#### About this exercise
What you return should be the entries, unchanged, without their pictures.

#### Information given

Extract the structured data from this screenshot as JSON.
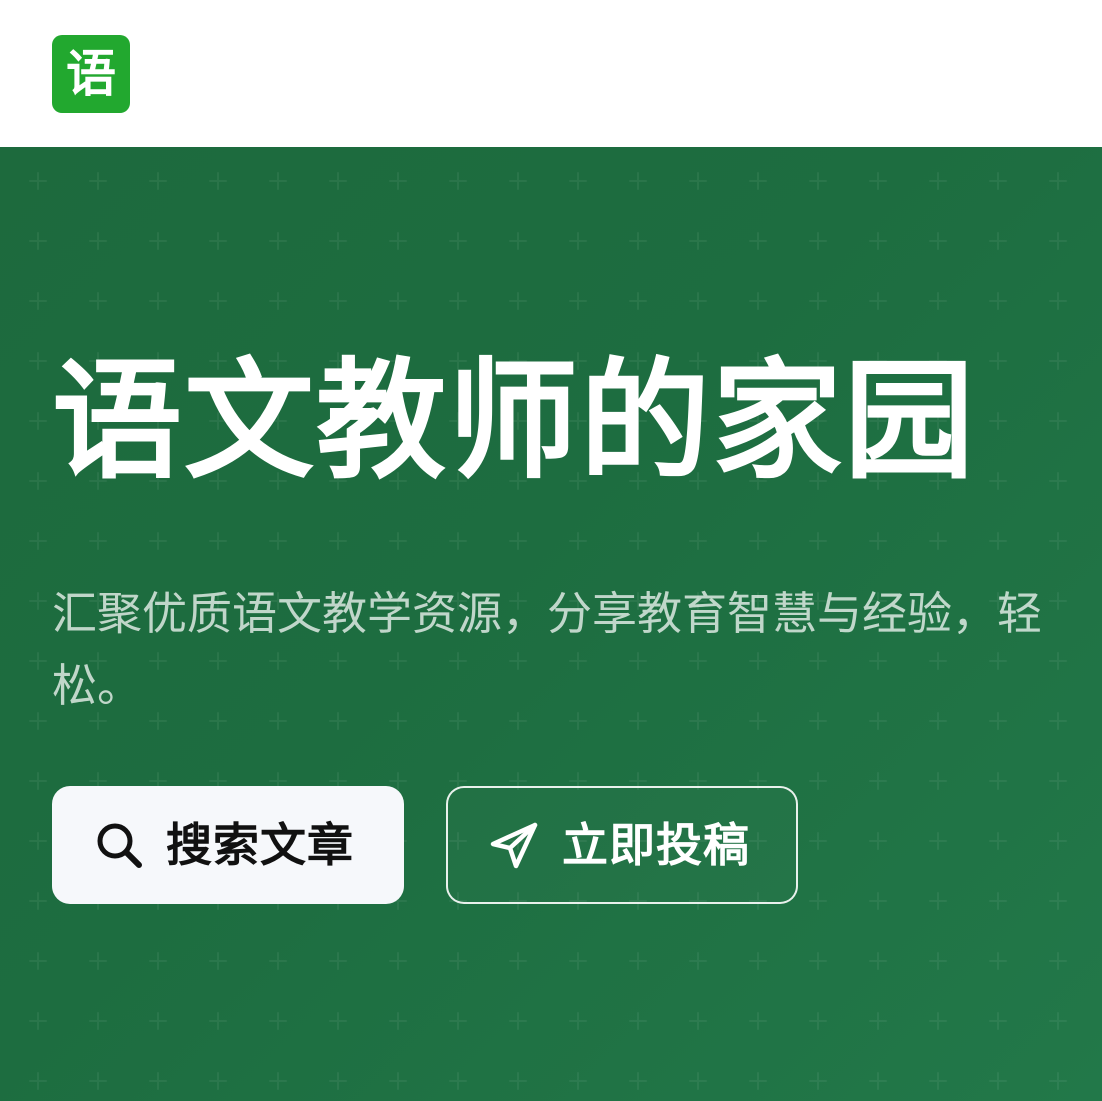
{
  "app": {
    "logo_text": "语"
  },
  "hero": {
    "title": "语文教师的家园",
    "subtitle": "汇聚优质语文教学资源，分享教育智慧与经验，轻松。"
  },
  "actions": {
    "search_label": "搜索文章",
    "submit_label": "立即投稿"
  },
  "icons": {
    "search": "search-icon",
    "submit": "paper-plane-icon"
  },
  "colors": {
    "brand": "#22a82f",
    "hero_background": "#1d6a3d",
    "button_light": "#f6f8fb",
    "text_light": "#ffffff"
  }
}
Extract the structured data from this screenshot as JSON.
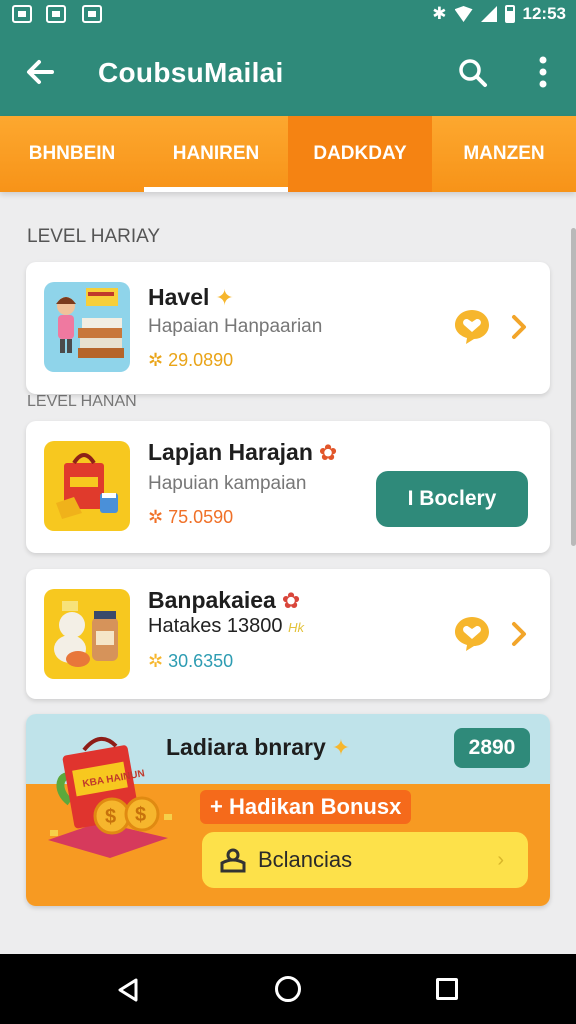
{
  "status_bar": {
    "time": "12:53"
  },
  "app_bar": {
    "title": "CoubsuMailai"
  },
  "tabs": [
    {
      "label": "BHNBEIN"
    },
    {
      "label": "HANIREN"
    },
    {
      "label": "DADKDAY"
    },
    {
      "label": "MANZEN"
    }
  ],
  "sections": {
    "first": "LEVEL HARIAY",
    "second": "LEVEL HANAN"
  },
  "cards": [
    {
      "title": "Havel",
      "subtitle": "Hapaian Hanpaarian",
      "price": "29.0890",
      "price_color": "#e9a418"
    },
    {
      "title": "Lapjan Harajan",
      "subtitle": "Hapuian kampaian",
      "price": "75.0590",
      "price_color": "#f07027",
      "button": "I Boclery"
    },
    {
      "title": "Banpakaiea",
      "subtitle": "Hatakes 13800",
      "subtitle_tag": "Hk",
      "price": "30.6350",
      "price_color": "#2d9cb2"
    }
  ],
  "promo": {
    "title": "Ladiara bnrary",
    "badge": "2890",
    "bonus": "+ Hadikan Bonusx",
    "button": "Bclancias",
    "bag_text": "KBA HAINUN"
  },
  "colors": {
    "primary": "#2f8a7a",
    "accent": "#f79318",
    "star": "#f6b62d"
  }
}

#### Written solution
Extract the structured data from this screenshot as JSON.
{
  "app": {
    "logo_text": "语"
  },
  "hero": {
    "title": "语文教师的家园",
    "subtitle": "汇聚优质语文教学资源，分享教育智慧与经验，轻松。"
  },
  "actions": {
    "search_label": "搜索文章",
    "submit_label": "立即投稿"
  },
  "icons": {
    "search": "search-icon",
    "submit": "paper-plane-icon"
  },
  "colors": {
    "brand": "#22a82f",
    "hero_background": "#1d6a3d",
    "button_light": "#f6f8fb",
    "text_light": "#ffffff"
  }
}
Extract the structured data from this screenshot as JSON.
{
  "status_bar": {
    "time": "12:53"
  },
  "app_bar": {
    "title": "CoubsuMailai"
  },
  "tabs": [
    {
      "label": "BHNBEIN"
    },
    {
      "label": "HANIREN"
    },
    {
      "label": "DADKDAY"
    },
    {
      "label": "MANZEN"
    }
  ],
  "sections": {
    "first": "LEVEL HARIAY",
    "second": "LEVEL HANAN"
  },
  "cards": [
    {
      "title": "Havel",
      "subtitle": "Hapaian Hanpaarian",
      "price": "29.0890",
      "price_color": "#e9a418"
    },
    {
      "title": "Lapjan Harajan",
      "subtitle": "Hapuian kampaian",
      "price": "75.0590",
      "price_color": "#f07027",
      "button": "I Boclery"
    },
    {
      "title": "Banpakaiea",
      "subtitle": "Hatakes 13800",
      "subtitle_tag": "Hk",
      "price": "30.6350",
      "price_color": "#2d9cb2"
    }
  ],
  "promo": {
    "title": "Ladiara bnrary",
    "badge": "2890",
    "bonus": "+ Hadikan Bonusx",
    "button": "Bclancias",
    "bag_text": "KBA HAINUN"
  },
  "colors": {
    "primary": "#2f8a7a",
    "accent": "#f79318",
    "star": "#f6b62d"
  }
}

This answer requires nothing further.